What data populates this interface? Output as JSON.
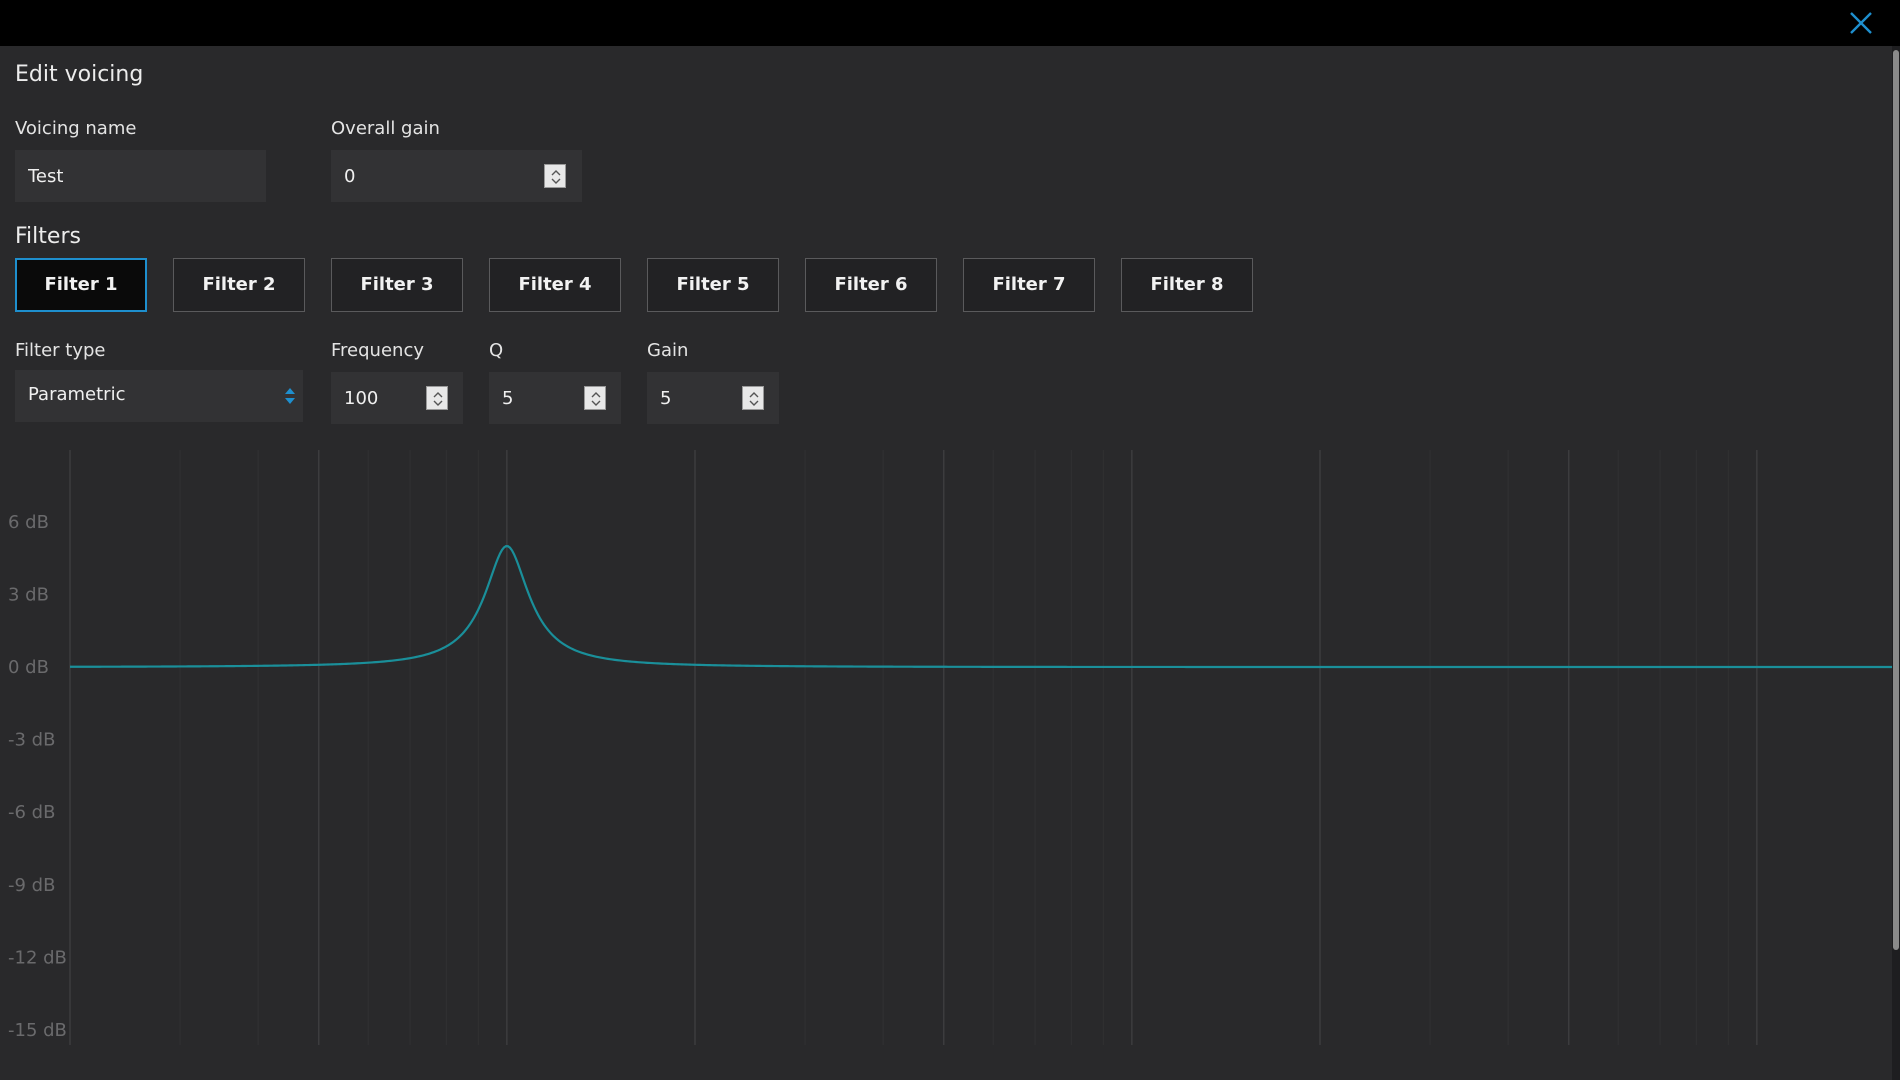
{
  "dialog": {
    "title": "Edit voicing",
    "close_icon": "close-icon"
  },
  "voicing": {
    "name_label": "Voicing name",
    "name_value": "Test",
    "gain_label": "Overall gain",
    "gain_value": "0"
  },
  "filters": {
    "heading": "Filters",
    "tabs": [
      {
        "label": "Filter 1",
        "active": true
      },
      {
        "label": "Filter 2",
        "active": false
      },
      {
        "label": "Filter 3",
        "active": false
      },
      {
        "label": "Filter 4",
        "active": false
      },
      {
        "label": "Filter 5",
        "active": false
      },
      {
        "label": "Filter 6",
        "active": false
      },
      {
        "label": "Filter 7",
        "active": false
      },
      {
        "label": "Filter 8",
        "active": false
      }
    ],
    "type_label": "Filter type",
    "type_value": "Parametric",
    "frequency_label": "Frequency",
    "frequency_value": "100",
    "q_label": "Q",
    "q_value": "5",
    "gain_label": "Gain",
    "gain_value": "5"
  },
  "colors": {
    "accent": "#1e8fce",
    "curve": "#1a8f9a",
    "background": "#29292b",
    "titlebar": "#000000"
  },
  "chart_data": {
    "type": "line",
    "x_scale": "log",
    "y_unit": "dB",
    "y_tick_labels": [
      "6 dB",
      "3 dB",
      "0 dB",
      "-3 dB",
      "-6 dB",
      "-9 dB",
      "-12 dB",
      "-15 dB"
    ],
    "y_ticks": [
      6,
      3,
      0,
      -3,
      -6,
      -9,
      -12,
      -15
    ],
    "ylim": [
      -15,
      8
    ],
    "xlim": [
      20,
      20000
    ],
    "grid": true,
    "series": [
      {
        "filter": "peaking",
        "center_frequency": 100,
        "q": 5,
        "gain_db": 5
      }
    ]
  }
}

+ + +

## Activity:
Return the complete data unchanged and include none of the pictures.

## Task response:
What data populates this interface? Output as JSON.
{
  "dialog": {
    "title": "Edit voicing",
    "close_icon": "close-icon"
  },
  "voicing": {
    "name_label": "Voicing name",
    "name_value": "Test",
    "gain_label": "Overall gain",
    "gain_value": "0"
  },
  "filters": {
    "heading": "Filters",
    "tabs": [
      {
        "label": "Filter 1",
        "active": true
      },
      {
        "label": "Filter 2",
        "active": false
      },
      {
        "label": "Filter 3",
        "active": false
      },
      {
        "label": "Filter 4",
        "active": false
      },
      {
        "label": "Filter 5",
        "active": false
      },
      {
        "label": "Filter 6",
        "active": false
      },
      {
        "label": "Filter 7",
        "active": false
      },
      {
        "label": "Filter 8",
        "active": false
      }
    ],
    "type_label": "Filter type",
    "type_value": "Parametric",
    "frequency_label": "Frequency",
    "frequency_value": "100",
    "q_label": "Q",
    "q_value": "5",
    "gain_label": "Gain",
    "gain_value": "5"
  },
  "colors": {
    "accent": "#1e8fce",
    "curve": "#1a8f9a",
    "background": "#29292b",
    "titlebar": "#000000"
  },
  "chart_data": {
    "type": "line",
    "x_scale": "log",
    "y_unit": "dB",
    "y_tick_labels": [
      "6 dB",
      "3 dB",
      "0 dB",
      "-3 dB",
      "-6 dB",
      "-9 dB",
      "-12 dB",
      "-15 dB"
    ],
    "y_ticks": [
      6,
      3,
      0,
      -3,
      -6,
      -9,
      -12,
      -15
    ],
    "ylim": [
      -15,
      8
    ],
    "xlim": [
      20,
      20000
    ],
    "grid": true,
    "series": [
      {
        "filter": "peaking",
        "center_frequency": 100,
        "q": 5,
        "gain_db": 5
      }
    ]
  }
}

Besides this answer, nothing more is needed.